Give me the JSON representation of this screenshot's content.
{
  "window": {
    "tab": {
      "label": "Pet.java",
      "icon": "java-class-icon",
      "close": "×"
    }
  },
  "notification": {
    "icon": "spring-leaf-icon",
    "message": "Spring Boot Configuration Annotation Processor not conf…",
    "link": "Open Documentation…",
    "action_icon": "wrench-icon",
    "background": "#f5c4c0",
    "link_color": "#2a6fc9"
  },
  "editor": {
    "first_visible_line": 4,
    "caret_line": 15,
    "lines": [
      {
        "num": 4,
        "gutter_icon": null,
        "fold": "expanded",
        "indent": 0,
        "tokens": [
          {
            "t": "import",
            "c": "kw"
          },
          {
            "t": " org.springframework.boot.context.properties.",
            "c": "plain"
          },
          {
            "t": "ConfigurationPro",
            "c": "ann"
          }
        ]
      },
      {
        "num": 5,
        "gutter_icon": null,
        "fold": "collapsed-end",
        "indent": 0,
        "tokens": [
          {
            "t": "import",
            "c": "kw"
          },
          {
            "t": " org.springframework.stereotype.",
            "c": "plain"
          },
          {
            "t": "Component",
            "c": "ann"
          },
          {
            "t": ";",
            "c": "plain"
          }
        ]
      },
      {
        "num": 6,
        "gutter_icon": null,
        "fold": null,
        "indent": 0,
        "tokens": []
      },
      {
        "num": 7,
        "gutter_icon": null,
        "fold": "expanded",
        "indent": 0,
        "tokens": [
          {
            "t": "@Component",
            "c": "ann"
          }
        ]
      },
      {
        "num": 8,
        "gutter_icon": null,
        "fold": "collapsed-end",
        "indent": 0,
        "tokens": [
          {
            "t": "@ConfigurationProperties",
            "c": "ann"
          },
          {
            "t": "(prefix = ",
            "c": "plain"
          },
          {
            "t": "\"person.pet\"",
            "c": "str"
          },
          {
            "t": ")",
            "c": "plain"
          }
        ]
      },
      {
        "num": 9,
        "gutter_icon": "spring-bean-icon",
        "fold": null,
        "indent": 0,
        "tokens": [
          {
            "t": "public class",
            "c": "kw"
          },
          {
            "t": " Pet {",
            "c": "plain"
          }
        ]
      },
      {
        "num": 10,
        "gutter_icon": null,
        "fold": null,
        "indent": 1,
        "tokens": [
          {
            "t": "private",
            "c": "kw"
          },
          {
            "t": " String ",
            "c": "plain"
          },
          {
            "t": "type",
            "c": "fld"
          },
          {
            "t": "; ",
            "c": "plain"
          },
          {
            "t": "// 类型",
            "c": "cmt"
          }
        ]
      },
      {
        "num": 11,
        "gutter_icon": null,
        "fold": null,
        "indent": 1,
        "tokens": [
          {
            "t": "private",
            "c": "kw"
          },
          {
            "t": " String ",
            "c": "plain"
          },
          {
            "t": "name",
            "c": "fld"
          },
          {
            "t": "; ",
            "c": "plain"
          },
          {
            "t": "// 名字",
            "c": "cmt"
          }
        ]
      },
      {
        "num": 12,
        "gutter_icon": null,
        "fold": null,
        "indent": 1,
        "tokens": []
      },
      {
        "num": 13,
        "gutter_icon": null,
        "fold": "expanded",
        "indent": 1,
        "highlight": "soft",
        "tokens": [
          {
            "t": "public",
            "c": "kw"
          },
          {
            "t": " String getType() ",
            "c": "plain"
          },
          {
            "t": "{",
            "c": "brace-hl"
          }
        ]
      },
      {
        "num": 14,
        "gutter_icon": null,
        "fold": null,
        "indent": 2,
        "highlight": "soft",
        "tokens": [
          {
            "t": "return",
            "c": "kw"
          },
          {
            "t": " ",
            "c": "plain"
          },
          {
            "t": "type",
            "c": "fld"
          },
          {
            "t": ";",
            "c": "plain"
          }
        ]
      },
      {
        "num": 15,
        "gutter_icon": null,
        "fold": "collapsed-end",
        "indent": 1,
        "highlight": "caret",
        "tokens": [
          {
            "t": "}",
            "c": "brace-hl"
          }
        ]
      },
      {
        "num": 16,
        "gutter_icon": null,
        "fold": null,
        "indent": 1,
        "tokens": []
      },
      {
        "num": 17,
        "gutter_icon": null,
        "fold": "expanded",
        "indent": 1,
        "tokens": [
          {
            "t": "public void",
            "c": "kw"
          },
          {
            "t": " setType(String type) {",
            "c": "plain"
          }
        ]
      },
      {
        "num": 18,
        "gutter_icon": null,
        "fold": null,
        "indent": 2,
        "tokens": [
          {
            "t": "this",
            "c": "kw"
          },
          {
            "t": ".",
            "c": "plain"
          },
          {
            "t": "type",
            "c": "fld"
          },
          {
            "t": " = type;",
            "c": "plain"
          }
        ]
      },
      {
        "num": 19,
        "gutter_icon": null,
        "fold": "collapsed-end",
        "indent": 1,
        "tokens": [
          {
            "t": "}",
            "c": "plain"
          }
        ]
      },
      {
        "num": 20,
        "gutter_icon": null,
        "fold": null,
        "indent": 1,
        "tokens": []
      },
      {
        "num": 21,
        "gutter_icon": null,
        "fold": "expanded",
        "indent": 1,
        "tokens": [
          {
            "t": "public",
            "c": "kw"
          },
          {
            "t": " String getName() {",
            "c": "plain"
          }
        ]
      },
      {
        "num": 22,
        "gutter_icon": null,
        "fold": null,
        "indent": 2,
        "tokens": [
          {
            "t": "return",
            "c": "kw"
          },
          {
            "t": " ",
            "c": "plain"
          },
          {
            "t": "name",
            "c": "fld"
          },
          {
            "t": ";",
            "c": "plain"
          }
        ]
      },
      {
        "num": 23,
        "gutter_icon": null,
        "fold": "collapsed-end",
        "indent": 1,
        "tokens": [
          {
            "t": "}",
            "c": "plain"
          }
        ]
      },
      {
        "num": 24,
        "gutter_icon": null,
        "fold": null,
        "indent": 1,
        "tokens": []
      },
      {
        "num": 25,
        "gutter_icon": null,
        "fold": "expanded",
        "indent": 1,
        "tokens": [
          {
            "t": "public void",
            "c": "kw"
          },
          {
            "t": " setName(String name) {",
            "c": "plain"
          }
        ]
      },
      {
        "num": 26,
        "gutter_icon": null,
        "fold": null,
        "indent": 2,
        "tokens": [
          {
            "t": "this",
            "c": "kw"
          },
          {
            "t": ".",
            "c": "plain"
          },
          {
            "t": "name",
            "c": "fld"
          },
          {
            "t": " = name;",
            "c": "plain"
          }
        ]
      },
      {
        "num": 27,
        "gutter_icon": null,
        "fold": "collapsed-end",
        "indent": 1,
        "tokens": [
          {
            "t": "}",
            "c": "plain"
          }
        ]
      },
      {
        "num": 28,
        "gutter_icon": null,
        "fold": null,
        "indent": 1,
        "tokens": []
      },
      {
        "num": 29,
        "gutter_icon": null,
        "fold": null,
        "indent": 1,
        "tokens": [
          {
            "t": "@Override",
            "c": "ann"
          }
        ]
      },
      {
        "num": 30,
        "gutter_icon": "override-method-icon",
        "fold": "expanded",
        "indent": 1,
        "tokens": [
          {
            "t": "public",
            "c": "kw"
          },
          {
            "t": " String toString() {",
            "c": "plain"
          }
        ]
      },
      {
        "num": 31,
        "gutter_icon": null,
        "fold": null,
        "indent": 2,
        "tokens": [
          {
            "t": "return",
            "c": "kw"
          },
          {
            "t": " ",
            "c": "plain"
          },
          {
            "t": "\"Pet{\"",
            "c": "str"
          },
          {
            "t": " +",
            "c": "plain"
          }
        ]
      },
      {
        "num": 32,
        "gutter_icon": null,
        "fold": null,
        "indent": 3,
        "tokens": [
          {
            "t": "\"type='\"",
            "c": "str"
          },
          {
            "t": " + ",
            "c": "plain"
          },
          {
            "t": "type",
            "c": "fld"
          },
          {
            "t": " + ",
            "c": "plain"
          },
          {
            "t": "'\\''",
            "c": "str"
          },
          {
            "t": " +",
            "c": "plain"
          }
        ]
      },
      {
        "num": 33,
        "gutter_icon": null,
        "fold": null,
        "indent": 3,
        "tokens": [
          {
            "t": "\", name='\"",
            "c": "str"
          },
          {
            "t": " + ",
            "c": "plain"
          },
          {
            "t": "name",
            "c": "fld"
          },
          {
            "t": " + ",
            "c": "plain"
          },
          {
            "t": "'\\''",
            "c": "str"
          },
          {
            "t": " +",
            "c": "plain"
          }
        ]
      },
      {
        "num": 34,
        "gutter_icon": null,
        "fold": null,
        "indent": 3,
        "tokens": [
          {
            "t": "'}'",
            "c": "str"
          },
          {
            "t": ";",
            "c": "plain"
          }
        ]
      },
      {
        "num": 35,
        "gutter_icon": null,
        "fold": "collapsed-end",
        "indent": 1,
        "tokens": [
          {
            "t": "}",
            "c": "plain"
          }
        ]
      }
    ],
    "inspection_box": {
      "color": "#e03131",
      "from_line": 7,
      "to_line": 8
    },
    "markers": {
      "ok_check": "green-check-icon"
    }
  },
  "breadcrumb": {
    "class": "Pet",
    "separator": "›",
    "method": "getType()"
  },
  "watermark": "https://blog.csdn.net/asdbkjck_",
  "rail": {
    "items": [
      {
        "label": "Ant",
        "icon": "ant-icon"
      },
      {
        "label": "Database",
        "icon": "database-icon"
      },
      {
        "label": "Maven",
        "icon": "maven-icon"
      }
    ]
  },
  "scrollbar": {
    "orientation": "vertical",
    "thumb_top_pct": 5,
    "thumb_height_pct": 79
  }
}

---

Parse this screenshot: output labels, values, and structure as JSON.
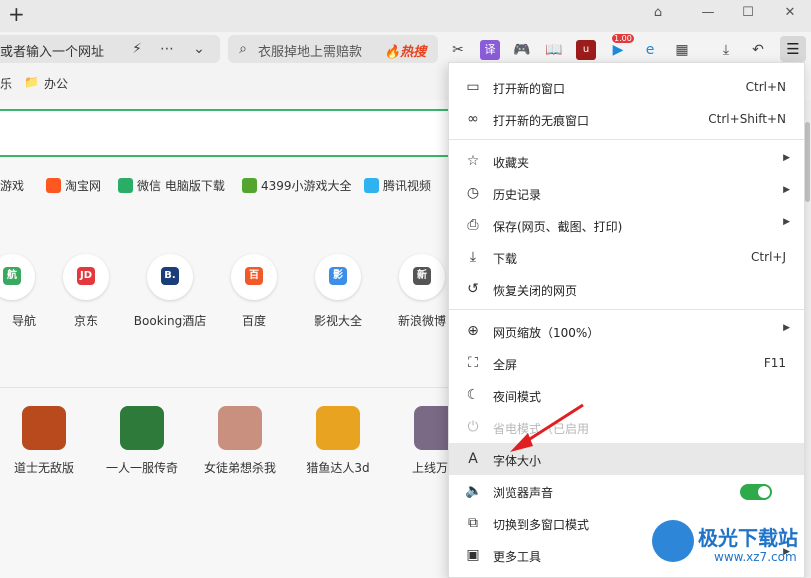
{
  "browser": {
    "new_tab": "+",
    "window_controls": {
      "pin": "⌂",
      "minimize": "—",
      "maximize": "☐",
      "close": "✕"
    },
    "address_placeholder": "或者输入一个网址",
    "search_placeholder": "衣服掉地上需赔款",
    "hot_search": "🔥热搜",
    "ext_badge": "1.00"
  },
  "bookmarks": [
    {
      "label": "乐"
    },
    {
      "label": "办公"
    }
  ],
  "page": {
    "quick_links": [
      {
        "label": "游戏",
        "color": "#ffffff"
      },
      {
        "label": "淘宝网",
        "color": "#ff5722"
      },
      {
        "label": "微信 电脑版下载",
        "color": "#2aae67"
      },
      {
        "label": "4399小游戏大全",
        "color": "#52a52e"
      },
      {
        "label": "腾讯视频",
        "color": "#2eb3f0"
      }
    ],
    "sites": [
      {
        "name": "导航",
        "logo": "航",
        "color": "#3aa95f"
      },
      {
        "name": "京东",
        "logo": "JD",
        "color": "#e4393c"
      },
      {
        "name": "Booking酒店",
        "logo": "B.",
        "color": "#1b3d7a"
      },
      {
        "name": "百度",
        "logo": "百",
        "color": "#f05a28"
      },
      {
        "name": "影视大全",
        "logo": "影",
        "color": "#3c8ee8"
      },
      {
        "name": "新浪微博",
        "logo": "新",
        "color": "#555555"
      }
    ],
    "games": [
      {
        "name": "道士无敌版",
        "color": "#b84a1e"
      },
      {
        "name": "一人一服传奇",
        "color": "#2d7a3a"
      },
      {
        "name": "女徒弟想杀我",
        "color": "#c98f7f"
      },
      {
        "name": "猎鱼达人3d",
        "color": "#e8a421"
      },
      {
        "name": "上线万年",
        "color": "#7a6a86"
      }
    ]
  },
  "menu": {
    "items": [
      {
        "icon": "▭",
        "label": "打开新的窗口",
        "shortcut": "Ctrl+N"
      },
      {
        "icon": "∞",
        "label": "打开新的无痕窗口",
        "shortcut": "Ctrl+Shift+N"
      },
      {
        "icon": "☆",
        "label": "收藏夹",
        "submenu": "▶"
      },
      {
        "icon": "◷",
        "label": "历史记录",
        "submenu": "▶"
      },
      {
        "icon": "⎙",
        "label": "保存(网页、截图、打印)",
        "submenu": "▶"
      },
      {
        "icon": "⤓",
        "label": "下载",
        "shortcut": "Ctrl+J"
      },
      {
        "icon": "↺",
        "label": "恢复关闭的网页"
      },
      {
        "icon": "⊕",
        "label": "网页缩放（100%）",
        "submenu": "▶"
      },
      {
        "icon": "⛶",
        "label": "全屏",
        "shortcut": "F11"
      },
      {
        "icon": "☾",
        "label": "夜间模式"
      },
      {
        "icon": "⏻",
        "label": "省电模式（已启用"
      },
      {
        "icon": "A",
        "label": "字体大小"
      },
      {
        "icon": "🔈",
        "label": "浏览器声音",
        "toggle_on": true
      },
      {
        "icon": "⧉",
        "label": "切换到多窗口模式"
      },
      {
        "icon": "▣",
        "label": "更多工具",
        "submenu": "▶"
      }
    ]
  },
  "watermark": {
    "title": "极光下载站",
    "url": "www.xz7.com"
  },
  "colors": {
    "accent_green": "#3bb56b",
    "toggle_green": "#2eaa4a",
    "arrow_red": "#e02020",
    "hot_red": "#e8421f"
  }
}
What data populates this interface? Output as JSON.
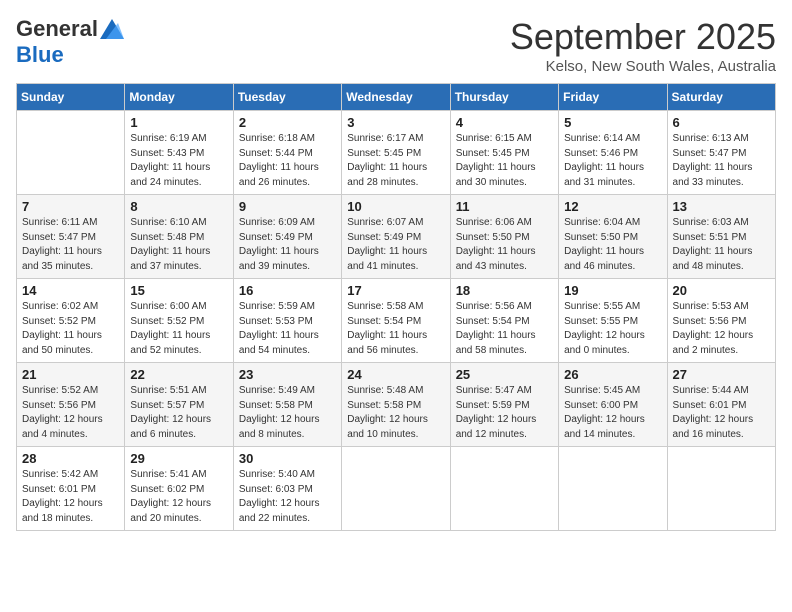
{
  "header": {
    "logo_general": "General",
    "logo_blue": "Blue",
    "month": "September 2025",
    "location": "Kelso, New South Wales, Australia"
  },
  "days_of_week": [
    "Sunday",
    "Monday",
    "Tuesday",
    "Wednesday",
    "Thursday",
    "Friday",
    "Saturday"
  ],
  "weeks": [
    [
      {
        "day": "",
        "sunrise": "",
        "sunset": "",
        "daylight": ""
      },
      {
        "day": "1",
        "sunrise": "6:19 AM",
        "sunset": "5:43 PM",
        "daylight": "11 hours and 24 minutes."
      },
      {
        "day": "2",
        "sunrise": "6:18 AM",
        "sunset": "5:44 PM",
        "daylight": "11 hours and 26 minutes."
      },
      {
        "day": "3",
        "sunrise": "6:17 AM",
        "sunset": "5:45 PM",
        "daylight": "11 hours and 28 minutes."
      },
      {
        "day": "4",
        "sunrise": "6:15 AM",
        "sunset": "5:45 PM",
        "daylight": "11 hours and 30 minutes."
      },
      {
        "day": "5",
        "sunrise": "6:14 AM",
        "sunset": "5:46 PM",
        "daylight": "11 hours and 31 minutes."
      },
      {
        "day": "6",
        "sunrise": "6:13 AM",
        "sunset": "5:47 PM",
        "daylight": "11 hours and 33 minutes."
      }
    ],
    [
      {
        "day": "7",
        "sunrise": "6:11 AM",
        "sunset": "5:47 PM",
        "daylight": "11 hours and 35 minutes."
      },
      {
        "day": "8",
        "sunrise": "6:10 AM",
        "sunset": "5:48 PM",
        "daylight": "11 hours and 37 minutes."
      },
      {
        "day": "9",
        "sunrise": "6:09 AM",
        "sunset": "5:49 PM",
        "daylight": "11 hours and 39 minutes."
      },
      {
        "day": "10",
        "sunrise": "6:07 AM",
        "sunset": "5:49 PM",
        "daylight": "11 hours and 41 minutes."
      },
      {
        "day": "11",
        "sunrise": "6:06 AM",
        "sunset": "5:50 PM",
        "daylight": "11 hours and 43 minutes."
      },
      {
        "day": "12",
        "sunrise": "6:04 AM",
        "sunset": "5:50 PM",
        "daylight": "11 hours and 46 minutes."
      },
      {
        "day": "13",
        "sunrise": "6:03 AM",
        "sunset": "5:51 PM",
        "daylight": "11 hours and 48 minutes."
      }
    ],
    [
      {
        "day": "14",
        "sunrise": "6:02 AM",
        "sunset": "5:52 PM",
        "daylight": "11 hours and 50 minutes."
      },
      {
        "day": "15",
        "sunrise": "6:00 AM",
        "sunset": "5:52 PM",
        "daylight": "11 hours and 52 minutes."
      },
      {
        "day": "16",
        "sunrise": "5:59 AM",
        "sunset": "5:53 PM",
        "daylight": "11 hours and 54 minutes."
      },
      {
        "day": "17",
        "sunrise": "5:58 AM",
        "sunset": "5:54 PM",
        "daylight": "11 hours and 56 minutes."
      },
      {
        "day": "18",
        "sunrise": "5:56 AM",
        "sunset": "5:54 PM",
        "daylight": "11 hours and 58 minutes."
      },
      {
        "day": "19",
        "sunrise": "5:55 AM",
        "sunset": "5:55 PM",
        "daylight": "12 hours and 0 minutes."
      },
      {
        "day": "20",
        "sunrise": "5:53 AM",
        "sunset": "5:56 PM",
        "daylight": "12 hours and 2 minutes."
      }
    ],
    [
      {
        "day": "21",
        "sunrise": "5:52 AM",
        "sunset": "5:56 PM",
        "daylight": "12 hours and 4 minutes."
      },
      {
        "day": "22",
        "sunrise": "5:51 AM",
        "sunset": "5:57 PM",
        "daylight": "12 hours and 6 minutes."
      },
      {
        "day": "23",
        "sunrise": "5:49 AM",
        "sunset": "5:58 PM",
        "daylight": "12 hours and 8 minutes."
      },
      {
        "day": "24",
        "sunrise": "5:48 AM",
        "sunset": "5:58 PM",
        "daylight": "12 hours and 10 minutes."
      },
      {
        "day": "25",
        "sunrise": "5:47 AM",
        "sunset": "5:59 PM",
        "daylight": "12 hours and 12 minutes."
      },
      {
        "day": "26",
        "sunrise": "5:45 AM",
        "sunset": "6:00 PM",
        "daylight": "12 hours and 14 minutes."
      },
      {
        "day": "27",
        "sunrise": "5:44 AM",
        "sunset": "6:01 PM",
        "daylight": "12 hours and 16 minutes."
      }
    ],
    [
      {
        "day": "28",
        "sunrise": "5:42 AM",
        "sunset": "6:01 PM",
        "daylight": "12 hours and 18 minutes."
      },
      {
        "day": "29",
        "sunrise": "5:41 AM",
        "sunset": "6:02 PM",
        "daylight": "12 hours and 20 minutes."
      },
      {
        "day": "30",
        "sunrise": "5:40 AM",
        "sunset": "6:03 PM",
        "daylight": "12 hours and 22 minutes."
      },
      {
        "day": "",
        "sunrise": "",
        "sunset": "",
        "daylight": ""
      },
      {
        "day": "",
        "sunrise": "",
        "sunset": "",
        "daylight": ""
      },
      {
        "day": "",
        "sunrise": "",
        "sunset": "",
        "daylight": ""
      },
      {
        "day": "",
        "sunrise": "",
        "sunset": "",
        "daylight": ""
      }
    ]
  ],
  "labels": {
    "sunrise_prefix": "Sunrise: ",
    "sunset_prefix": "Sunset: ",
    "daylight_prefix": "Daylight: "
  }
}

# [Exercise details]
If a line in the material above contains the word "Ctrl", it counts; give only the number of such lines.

# [Output for this task]
3